=== WHAT THIS TASK INVOLVES ===
From top to bottom, print the listing word for word and skip any pictures it contains.

=== INFORMATION PROVIDED ===
--*--

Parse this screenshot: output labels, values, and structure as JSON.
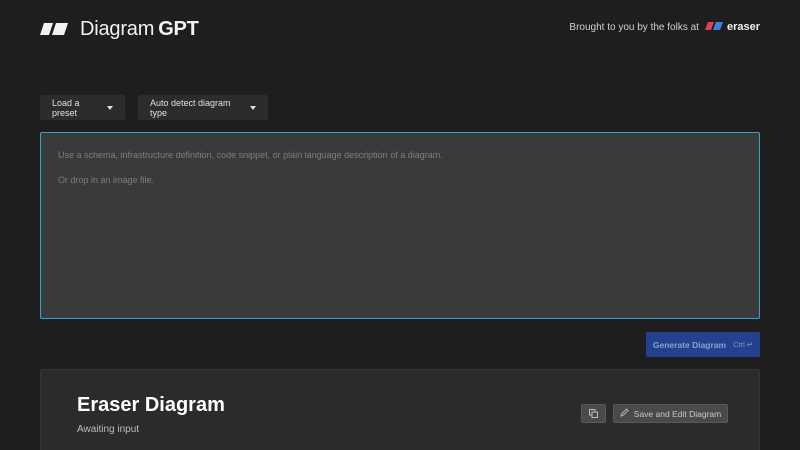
{
  "header": {
    "logo_icon": "diagramgpt-logo-icon",
    "title_light": "Diagram",
    "title_bold": "GPT",
    "credit_text": "Brought to you by the folks at",
    "credit_brand": "eraser",
    "credit_icon": "eraser-logo-icon"
  },
  "controls": {
    "preset_label": "Load a preset",
    "type_label": "Auto detect diagram type"
  },
  "input": {
    "placeholder_line1": "Use a schema, infrastructure definition, code snippet, or plain language description of a diagram.",
    "placeholder_line2": "Or drop in an image file."
  },
  "generate": {
    "label": "Generate Diagram",
    "shortcut": "Ctrl ↵"
  },
  "card": {
    "title": "Eraser Diagram",
    "status": "Awaiting input",
    "copy_icon": "copy-icon",
    "save_icon": "pencil-icon",
    "save_label": "Save and Edit Diagram"
  },
  "colors": {
    "background": "#1e1e1e",
    "accent_border": "#2ba9d6",
    "generate_button": "#23418f",
    "eraser_red": "#e0424b",
    "eraser_blue": "#3b82e8"
  }
}
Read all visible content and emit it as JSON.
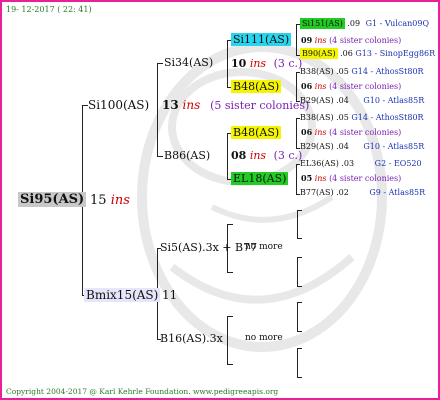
{
  "date": "19- 12-2017 ( 22: 41)",
  "footer": "Copyright 2004-2017 @ Karl Kehrle Foundation.   www.pedigreeapis.org",
  "colors": {
    "frame": "#e8209a",
    "ins": "#cc0000",
    "sister": "#7a1fb0",
    "queen": "#1a33b3",
    "yellow": "#f5f500",
    "cyan": "#29d5ee",
    "green": "#22cc22"
  },
  "root": {
    "name": "Si95(AS)",
    "year": "15",
    "ins": "ins"
  },
  "sire": {
    "name": "Si100(AS)",
    "year": "13",
    "ins": "ins",
    "sisters": "(5 sister colonies)"
  },
  "dam": {
    "name": "Bmix15(AS)",
    "year": "11"
  },
  "g3": {
    "si34": {
      "name": "Si34(AS)",
      "year": "10",
      "ins": "ins",
      "sisters": "(3 c.)"
    },
    "b86": {
      "name": "B86(AS)",
      "year": "08",
      "ins": "ins",
      "sisters": "(3 c.)"
    },
    "si5": {
      "name": "Si5(AS).3x + B77",
      "more": "no more"
    },
    "b16": {
      "name": "B16(AS).3x",
      "more": "no more"
    }
  },
  "g4": {
    "si111": {
      "name": "Si111(AS)",
      "year": "09",
      "ins": "ins",
      "sisters": "(4 sister colonies)"
    },
    "b48a": {
      "name": "B48(AS)",
      "year": "06",
      "ins": "ins",
      "sisters": "(4 sister colonies)"
    },
    "b48b": {
      "name": "B48(AS)",
      "year": "06",
      "ins": "ins",
      "sisters": "(4 sister colonies)"
    },
    "el18": {
      "name": "EL18(AS)",
      "year": "05",
      "ins": "ins",
      "sisters": "(4 sister colonies)"
    }
  },
  "g5": [
    {
      "name": "Si151(AS)",
      "year": ".09",
      "queen": "G1 - Vulcan09Q"
    },
    {
      "name": "B90(AS)",
      "year": ".06",
      "queen": "G13 - SinopEgg86R"
    },
    {
      "name": "B38(AS)",
      "year": ".05",
      "queen": "G14 - AthosSt80R"
    },
    {
      "name": "B29(AS)",
      "year": ".04",
      "queen": "G10 - Atlas85R"
    },
    {
      "name": "B38(AS)",
      "year": ".05",
      "queen": "G14 - AthosSt80R"
    },
    {
      "name": "B29(AS)",
      "year": ".04",
      "queen": "G10 - Atlas85R"
    },
    {
      "name": "EL36(AS)",
      "year": ".03",
      "queen": "G2 - EO520"
    },
    {
      "name": "B77(AS)",
      "year": ".02",
      "queen": "G9 - Atlas85R"
    }
  ]
}
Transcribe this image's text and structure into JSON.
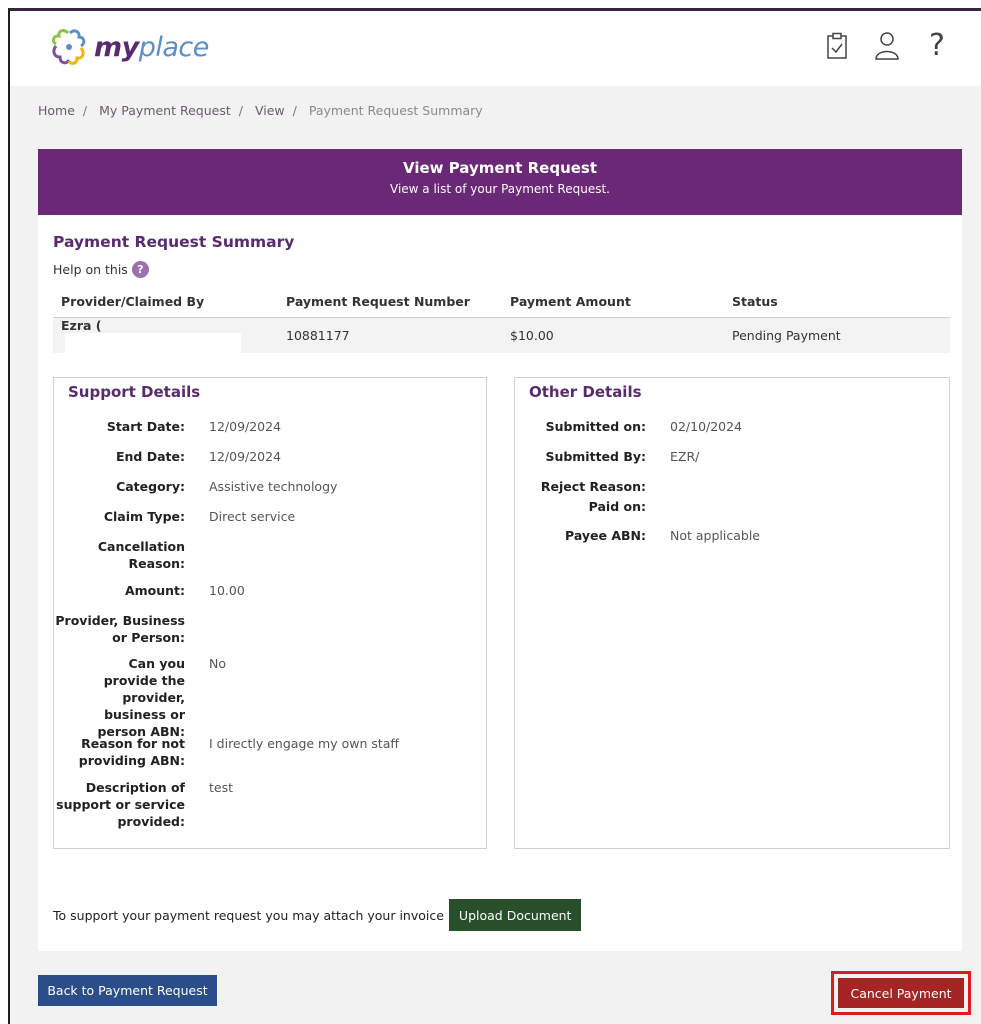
{
  "brand": {
    "logo_my": "my",
    "logo_place": "place"
  },
  "top_icons": [
    "clipboard-check-icon",
    "user-icon",
    "help-icon"
  ],
  "help_glyph": "?",
  "breadcrumb": [
    "Home",
    "My Payment Request",
    "View",
    "Payment Request Summary"
  ],
  "header": {
    "title": "View Payment Request",
    "subtitle": "View a list of your Payment Request."
  },
  "summary": {
    "title": "Payment Request Summary",
    "help_text": "Help on this",
    "help_badge": "?",
    "columns": [
      "Provider/Claimed By",
      "Payment Request Number",
      "Payment Amount",
      "Status"
    ],
    "row": {
      "provider": "Ezra (",
      "number": "10881177",
      "amount": "$10.00",
      "status": "Pending Payment"
    }
  },
  "support_details": {
    "title": "Support Details",
    "fields": [
      {
        "label": "Start Date:",
        "value": "12/09/2024"
      },
      {
        "label": "End Date:",
        "value": "12/09/2024"
      },
      {
        "label": "Category:",
        "value": "Assistive technology"
      },
      {
        "label": "Claim Type:",
        "value": "Direct service"
      },
      {
        "label": "Cancellation Reason:",
        "value": ""
      },
      {
        "label": "Amount:",
        "value": "10.00"
      },
      {
        "label": "Provider, Business or Person:",
        "value": ""
      },
      {
        "label": "Can you provide the provider, business or person ABN:",
        "value": "No"
      },
      {
        "label": "Reason for not providing ABN:",
        "value": "I directly engage my own staff"
      },
      {
        "label": "Description of support or service provided:",
        "value": "test"
      }
    ]
  },
  "other_details": {
    "title": "Other Details",
    "fields": [
      {
        "label": "Submitted on:",
        "value": "02/10/2024"
      },
      {
        "label": "Submitted By:",
        "value": "EZR/"
      },
      {
        "label": "Reject Reason:",
        "value": ""
      },
      {
        "label": "Paid on:",
        "value": ""
      },
      {
        "label": "Payee ABN:",
        "value": "Not applicable"
      }
    ]
  },
  "upload": {
    "text": "To support your payment request you may attach your invoice",
    "button": "Upload Document"
  },
  "buttons": {
    "back": "Back to Payment Request",
    "cancel": "Cancel Payment"
  },
  "colors": {
    "header": "#6b2877",
    "upload": "#264f2a",
    "back": "#2b4d8a",
    "cancel": "#a52424",
    "highlight": "#e01b1b"
  }
}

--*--

=== WRITTEN REPLY ===
Parse this screenshot: output labels, values, and structure as JSON.
{
  "header": {
    "logo_icon": "diagramgpt-logo-icon",
    "title_light": "Diagram",
    "title_bold": "GPT",
    "credit_text": "Brought to you by the folks at",
    "credit_brand": "eraser",
    "credit_icon": "eraser-logo-icon"
  },
  "controls": {
    "preset_label": "Load a preset",
    "type_label": "Auto detect diagram type"
  },
  "input": {
    "placeholder_line1": "Use a schema, infrastructure definition, code snippet, or plain language description of a diagram.",
    "placeholder_line2": "Or drop in an image file."
  },
  "generate": {
    "label": "Generate Diagram",
    "shortcut": "Ctrl ↵"
  },
  "card": {
    "title": "Eraser Diagram",
    "status": "Awaiting input",
    "copy_icon": "copy-icon",
    "save_icon": "pencil-icon",
    "save_label": "Save and Edit Diagram"
  },
  "colors": {
    "background": "#1e1e1e",
    "accent_border": "#2ba9d6",
    "generate_button": "#23418f",
    "eraser_red": "#e0424b",
    "eraser_blue": "#3b82e8"
  }
}
Read all visible content and emit it as JSON.
{
  "date": "19- 12-2017 ( 22: 41)",
  "footer": "Copyright 2004-2017 @ Karl Kehrle Foundation.   www.pedigreeapis.org",
  "colors": {
    "frame": "#e8209a",
    "ins": "#cc0000",
    "sister": "#7a1fb0",
    "queen": "#1a33b3",
    "yellow": "#f5f500",
    "cyan": "#29d5ee",
    "green": "#22cc22"
  },
  "root": {
    "name": "Si95(AS)",
    "year": "15",
    "ins": "ins"
  },
  "sire": {
    "name": "Si100(AS)",
    "year": "13",
    "ins": "ins",
    "sisters": "(5 sister colonies)"
  },
  "dam": {
    "name": "Bmix15(AS)",
    "year": "11"
  },
  "g3": {
    "si34": {
      "name": "Si34(AS)",
      "year": "10",
      "ins": "ins",
      "sisters": "(3 c.)"
    },
    "b86": {
      "name": "B86(AS)",
      "year": "08",
      "ins": "ins",
      "sisters": "(3 c.)"
    },
    "si5": {
      "name": "Si5(AS).3x + B77",
      "more": "no more"
    },
    "b16": {
      "name": "B16(AS).3x",
      "more": "no more"
    }
  },
  "g4": {
    "si111": {
      "name": "Si111(AS)",
      "year": "09",
      "ins": "ins",
      "sisters": "(4 sister colonies)"
    },
    "b48a": {
      "name": "B48(AS)",
      "year": "06",
      "ins": "ins",
      "sisters": "(4 sister colonies)"
    },
    "b48b": {
      "name": "B48(AS)",
      "year": "06",
      "ins": "ins",
      "sisters": "(4 sister colonies)"
    },
    "el18": {
      "name": "EL18(AS)",
      "year": "05",
      "ins": "ins",
      "sisters": "(4 sister colonies)"
    }
  },
  "g5": [
    {
      "name": "Si151(AS)",
      "year": ".09",
      "queen": "G1 - Vulcan09Q"
    },
    {
      "name": "B90(AS)",
      "year": ".06",
      "queen": "G13 - SinopEgg86R"
    },
    {
      "name": "B38(AS)",
      "year": ".05",
      "queen": "G14 - AthosSt80R"
    },
    {
      "name": "B29(AS)",
      "year": ".04",
      "queen": "G10 - Atlas85R"
    },
    {
      "name": "B38(AS)",
      "year": ".05",
      "queen": "G14 - AthosSt80R"
    },
    {
      "name": "B29(AS)",
      "year": ".04",
      "queen": "G10 - Atlas85R"
    },
    {
      "name": "EL36(AS)",
      "year": ".03",
      "queen": "G2 - EO520"
    },
    {
      "name": "B77(AS)",
      "year": ".02",
      "queen": "G9 - Atlas85R"
    }
  ]
}
Transcribe this image's text and structure into JSON.
{
  "brand": {
    "logo_my": "my",
    "logo_place": "place"
  },
  "top_icons": [
    "clipboard-check-icon",
    "user-icon",
    "help-icon"
  ],
  "help_glyph": "?",
  "breadcrumb": [
    "Home",
    "My Payment Request",
    "View",
    "Payment Request Summary"
  ],
  "header": {
    "title": "View Payment Request",
    "subtitle": "View a list of your Payment Request."
  },
  "summary": {
    "title": "Payment Request Summary",
    "help_text": "Help on this",
    "help_badge": "?",
    "columns": [
      "Provider/Claimed By",
      "Payment Request Number",
      "Payment Amount",
      "Status"
    ],
    "row": {
      "provider": "Ezra (",
      "number": "10881177",
      "amount": "$10.00",
      "status": "Pending Payment"
    }
  },
  "support_details": {
    "title": "Support Details",
    "fields": [
      {
        "label": "Start Date:",
        "value": "12/09/2024"
      },
      {
        "label": "End Date:",
        "value": "12/09/2024"
      },
      {
        "label": "Category:",
        "value": "Assistive technology"
      },
      {
        "label": "Claim Type:",
        "value": "Direct service"
      },
      {
        "label": "Cancellation Reason:",
        "value": ""
      },
      {
        "label": "Amount:",
        "value": "10.00"
      },
      {
        "label": "Provider, Business or Person:",
        "value": ""
      },
      {
        "label": "Can you provide the provider, business or person ABN:",
        "value": "No"
      },
      {
        "label": "Reason for not providing ABN:",
        "value": "I directly engage my own staff"
      },
      {
        "label": "Description of support or service provided:",
        "value": "test"
      }
    ]
  },
  "other_details": {
    "title": "Other Details",
    "fields": [
      {
        "label": "Submitted on:",
        "value": "02/10/2024"
      },
      {
        "label": "Submitted By:",
        "value": "EZR/"
      },
      {
        "label": "Reject Reason:",
        "value": ""
      },
      {
        "label": "Paid on:",
        "value": ""
      },
      {
        "label": "Payee ABN:",
        "value": "Not applicable"
      }
    ]
  },
  "upload": {
    "text": "To support your payment request you may attach your invoice",
    "button": "Upload Document"
  },
  "buttons": {
    "back": "Back to Payment Request",
    "cancel": "Cancel Payment"
  },
  "colors": {
    "header": "#6b2877",
    "upload": "#264f2a",
    "back": "#2b4d8a",
    "cancel": "#a52424",
    "highlight": "#e01b1b"
  }
}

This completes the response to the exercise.